(Component data from apps and pages)
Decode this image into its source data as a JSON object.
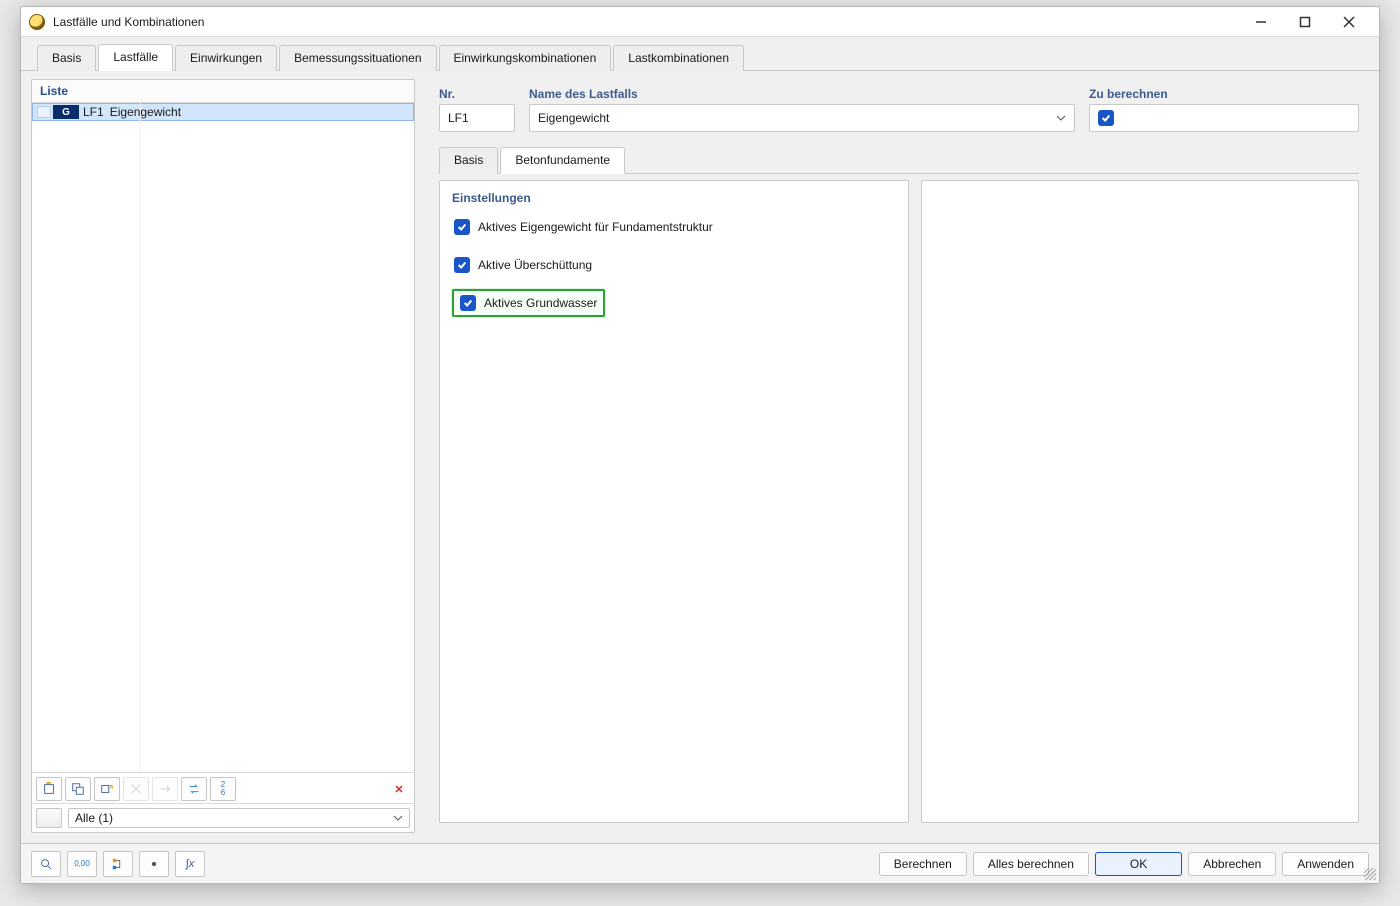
{
  "window": {
    "title": "Lastfälle und Kombinationen"
  },
  "tabs": {
    "basis": "Basis",
    "lastfaelle": "Lastfälle",
    "einwirkungen": "Einwirkungen",
    "bemessung": "Bemessungssituationen",
    "einwkomb": "Einwirkungskombinationen",
    "lastkomb": "Lastkombinationen"
  },
  "left": {
    "header": "Liste",
    "row": {
      "badge": "G",
      "code": "LF1",
      "name": "Eigengewicht"
    },
    "filter": "Alle (1)"
  },
  "header": {
    "nr_label": "Nr.",
    "nr_value": "LF1",
    "name_label": "Name des Lastfalls",
    "name_value": "Eigengewicht",
    "zu_label": "Zu berechnen"
  },
  "subtabs": {
    "basis": "Basis",
    "beton": "Betonfundamente"
  },
  "settings": {
    "section_title": "Einstellungen",
    "opt1": "Aktives Eigengewicht für Fundamentstruktur",
    "opt2": "Aktive Überschüttung",
    "opt3": "Aktives Grundwasser"
  },
  "bottom": {
    "berechnen": "Berechnen",
    "alles": "Alles berechnen",
    "ok": "OK",
    "abbrechen": "Abbrechen",
    "anwenden": "Anwenden"
  }
}
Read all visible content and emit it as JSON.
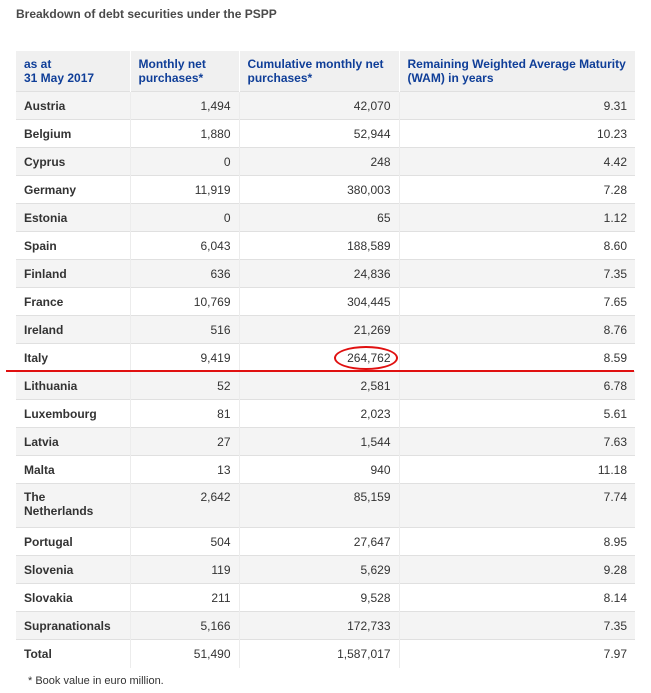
{
  "title": "Breakdown of debt securities under the PSPP",
  "columns": {
    "c1_l1": "as at",
    "c1_l2": "31 May 2017",
    "c2": "Monthly net purchases*",
    "c3": "Cumulative monthly net purchases*",
    "c4": "Remaining Weighted Average Maturity (WAM) in years"
  },
  "rows": [
    {
      "country": "Austria",
      "monthly": "1,494",
      "cumulative": "42,070",
      "wam": "9.31"
    },
    {
      "country": "Belgium",
      "monthly": "1,880",
      "cumulative": "52,944",
      "wam": "10.23"
    },
    {
      "country": "Cyprus",
      "monthly": "0",
      "cumulative": "248",
      "wam": "4.42"
    },
    {
      "country": "Germany",
      "monthly": "11,919",
      "cumulative": "380,003",
      "wam": "7.28"
    },
    {
      "country": "Estonia",
      "monthly": "0",
      "cumulative": "65",
      "wam": "1.12"
    },
    {
      "country": "Spain",
      "monthly": "6,043",
      "cumulative": "188,589",
      "wam": "8.60"
    },
    {
      "country": "Finland",
      "monthly": "636",
      "cumulative": "24,836",
      "wam": "7.35"
    },
    {
      "country": "France",
      "monthly": "10,769",
      "cumulative": "304,445",
      "wam": "7.65"
    },
    {
      "country": "Ireland",
      "monthly": "516",
      "cumulative": "21,269",
      "wam": "8.76"
    },
    {
      "country": "Italy",
      "monthly": "9,419",
      "cumulative": "264,762",
      "wam": "8.59"
    },
    {
      "country": "Lithuania",
      "monthly": "52",
      "cumulative": "2,581",
      "wam": "6.78"
    },
    {
      "country": "Luxembourg",
      "monthly": "81",
      "cumulative": "2,023",
      "wam": "5.61"
    },
    {
      "country": "Latvia",
      "monthly": "27",
      "cumulative": "1,544",
      "wam": "7.63"
    },
    {
      "country": "Malta",
      "monthly": "13",
      "cumulative": "940",
      "wam": "11.18"
    },
    {
      "country_l1": "The",
      "country_l2": "Netherlands",
      "monthly": "2,642",
      "cumulative": "85,159",
      "wam": "7.74"
    },
    {
      "country": "Portugal",
      "monthly": "504",
      "cumulative": "27,647",
      "wam": "8.95"
    },
    {
      "country": "Slovenia",
      "monthly": "119",
      "cumulative": "5,629",
      "wam": "9.28"
    },
    {
      "country": "Slovakia",
      "monthly": "211",
      "cumulative": "9,528",
      "wam": "8.14"
    },
    {
      "country": "Supranationals",
      "monthly": "5,166",
      "cumulative": "172,733",
      "wam": "7.35"
    },
    {
      "country": "Total",
      "monthly": "51,490",
      "cumulative": "1,587,017",
      "wam": "7.97"
    }
  ],
  "footnote": "* Book value in euro million.",
  "annotation_color": "#e01010"
}
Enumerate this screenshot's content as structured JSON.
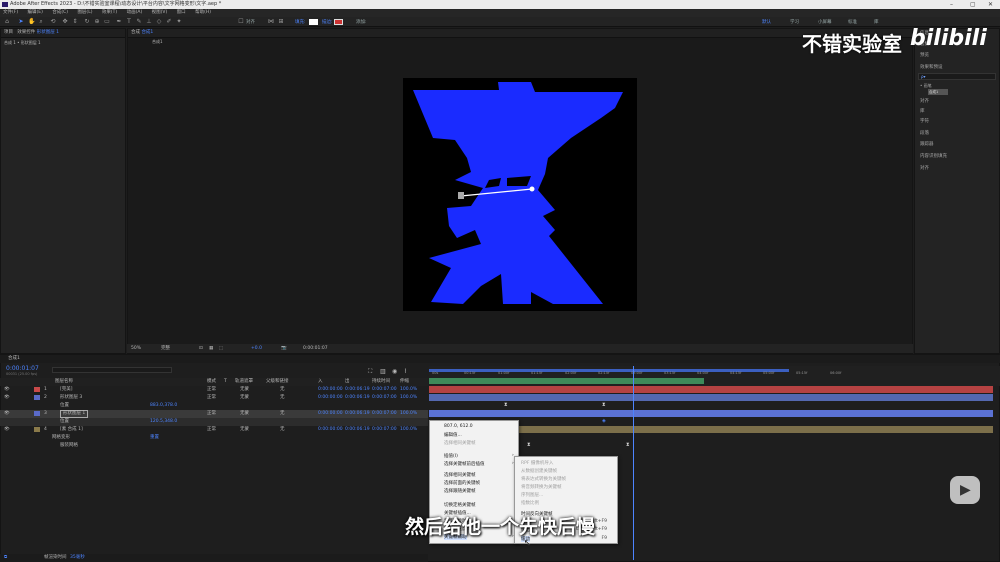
{
  "window": {
    "title": "Adobe After Effects 2023 - D:\\不错实验室课程\\动态设计\\平台内容\\文字网格变形\\文字.aep *",
    "minimize": "–",
    "maximize": "▢",
    "close": "✕"
  },
  "menu": [
    "文件(F)",
    "编辑(E)",
    "合成(C)",
    "图层(L)",
    "效果(T)",
    "动画(A)",
    "视图(V)",
    "窗口",
    "帮助(H)"
  ],
  "toolbar": {
    "align": "对齐",
    "fill_label": "填充:",
    "stroke_label": "描边:",
    "add_label": "添加:",
    "workspace": [
      "默认",
      "学习",
      "小屏幕",
      "标准",
      "库"
    ]
  },
  "project_panel": {
    "tab1": "项目",
    "tab2": "效果控件",
    "tab2_target": "形状图层 1",
    "breadcrumb": "合成 1 • 形状图层 1"
  },
  "comp_panel": {
    "tab": "合成",
    "tab_name": "合成1",
    "flow_tab": "合成1",
    "zoom": "50%",
    "quality": "完整",
    "exposure": "+0.0",
    "timecode": "0:00:01:07"
  },
  "right_panel": {
    "items": [
      "信息",
      "音频",
      "预览",
      "效果和预设",
      "对齐",
      "库",
      "字符",
      "段落",
      "跟踪器",
      "内容识别填充",
      "对齐"
    ],
    "search_placeholder": "ρ▾",
    "preset_label": "• 画笔",
    "dropdown": "合成1"
  },
  "watermark": {
    "brand": "不错实验室",
    "logo": "bilibili"
  },
  "timeline": {
    "tab": "合成1",
    "timecode": "0:00:01:07",
    "fps": "00031 (25.00 fps)",
    "columns": [
      "图层名称",
      "模式",
      "T",
      "轨道遮罩",
      "父级和链接",
      "入",
      "出",
      "持续时间",
      "伸缩"
    ],
    "ruler": [
      "00s",
      "00:15f",
      "01:00f",
      "01:15f",
      "02:00f",
      "02:15f",
      "03:00f",
      "03:15f",
      "04:00f",
      "04:15f",
      "05:00f",
      "05:15f",
      "06:00f"
    ],
    "layers": [
      {
        "num": "1",
        "name": "[完美]",
        "mode": "正常",
        "matte": "无蒙",
        "parent": "无",
        "in": "0:00:00:00",
        "out": "0:00:06:19",
        "dur": "0:00:07:00",
        "stretch": "100.0%"
      },
      {
        "num": "2",
        "name": "形状图层 3",
        "mode": "正常",
        "matte": "无蒙",
        "parent": "无",
        "in": "0:00:00:00",
        "out": "0:00:06:19",
        "dur": "0:00:07:00",
        "stretch": "100.0%"
      },
      {
        "num": "",
        "name": "位置",
        "mode": "",
        "matte": "",
        "parent": "",
        "in": "",
        "out": "",
        "dur": "",
        "stretch": "",
        "value": "883.0,378.0"
      },
      {
        "num": "3",
        "name": "形状图层 1",
        "mode": "正常",
        "matte": "无蒙",
        "parent": "无",
        "in": "0:00:00:00",
        "out": "0:00:06:19",
        "dur": "0:00:07:00",
        "stretch": "100.0%"
      },
      {
        "num": "",
        "name": "位置",
        "mode": "",
        "matte": "",
        "parent": "",
        "in": "",
        "out": "",
        "dur": "",
        "stretch": "",
        "value": "120.5,348.0"
      },
      {
        "num": "4",
        "name": "[素 合成 1]",
        "mode": "正常",
        "matte": "无蒙",
        "parent": "无",
        "in": "0:00:00:00",
        "out": "0:00:06:19",
        "dur": "0:00:07:00",
        "stretch": "100.0%"
      },
      {
        "num": "",
        "name": "网格变形",
        "mode": "",
        "matte": "",
        "parent": "",
        "in": "",
        "out": "",
        "dur": "",
        "stretch": "",
        "value": "重置"
      },
      {
        "num": "",
        "name": "服装网格",
        "mode": "",
        "matte": "",
        "parent": "",
        "in": "",
        "out": "",
        "dur": "",
        "stretch": "",
        "value": ""
      }
    ],
    "footer": "帧渲染时间",
    "footer_value": "35毫秒"
  },
  "context_menu": {
    "items": [
      "807.0, 612.0",
      "编辑值...",
      "选择相同关键帧",
      "插值(I)",
      "选择关键帧前后插值",
      "选择相同关键帧",
      "选择前面的关键帧",
      "选择跟随关键帧",
      "切换定格关键帧",
      "关键帧插值...",
      "漂浮穿梭时间",
      "关键帧速度...",
      "关键帧辅助"
    ],
    "submenu": [
      "RPF 摄像机导入",
      "从数据创建关键帧",
      "将表达式转换为关键帧",
      "将音频转换为关键帧",
      "序列图层...",
      "指数比例",
      "时间反向关键帧",
      "缓入",
      "缓出",
      "缓动"
    ],
    "submenu_shortcuts": [
      "Shift+F9",
      "Ctrl+Shift+F9",
      "F9"
    ]
  },
  "subtitle": "然后给他一个先快后慢",
  "colors": {
    "shape_fill": "#1a2bff",
    "accent": "#4d84ff"
  }
}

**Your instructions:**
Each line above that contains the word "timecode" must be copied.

**Reply to the exercise:**
    "timecode": "0:00:01:07"
    "timecode": "0:00:01:07",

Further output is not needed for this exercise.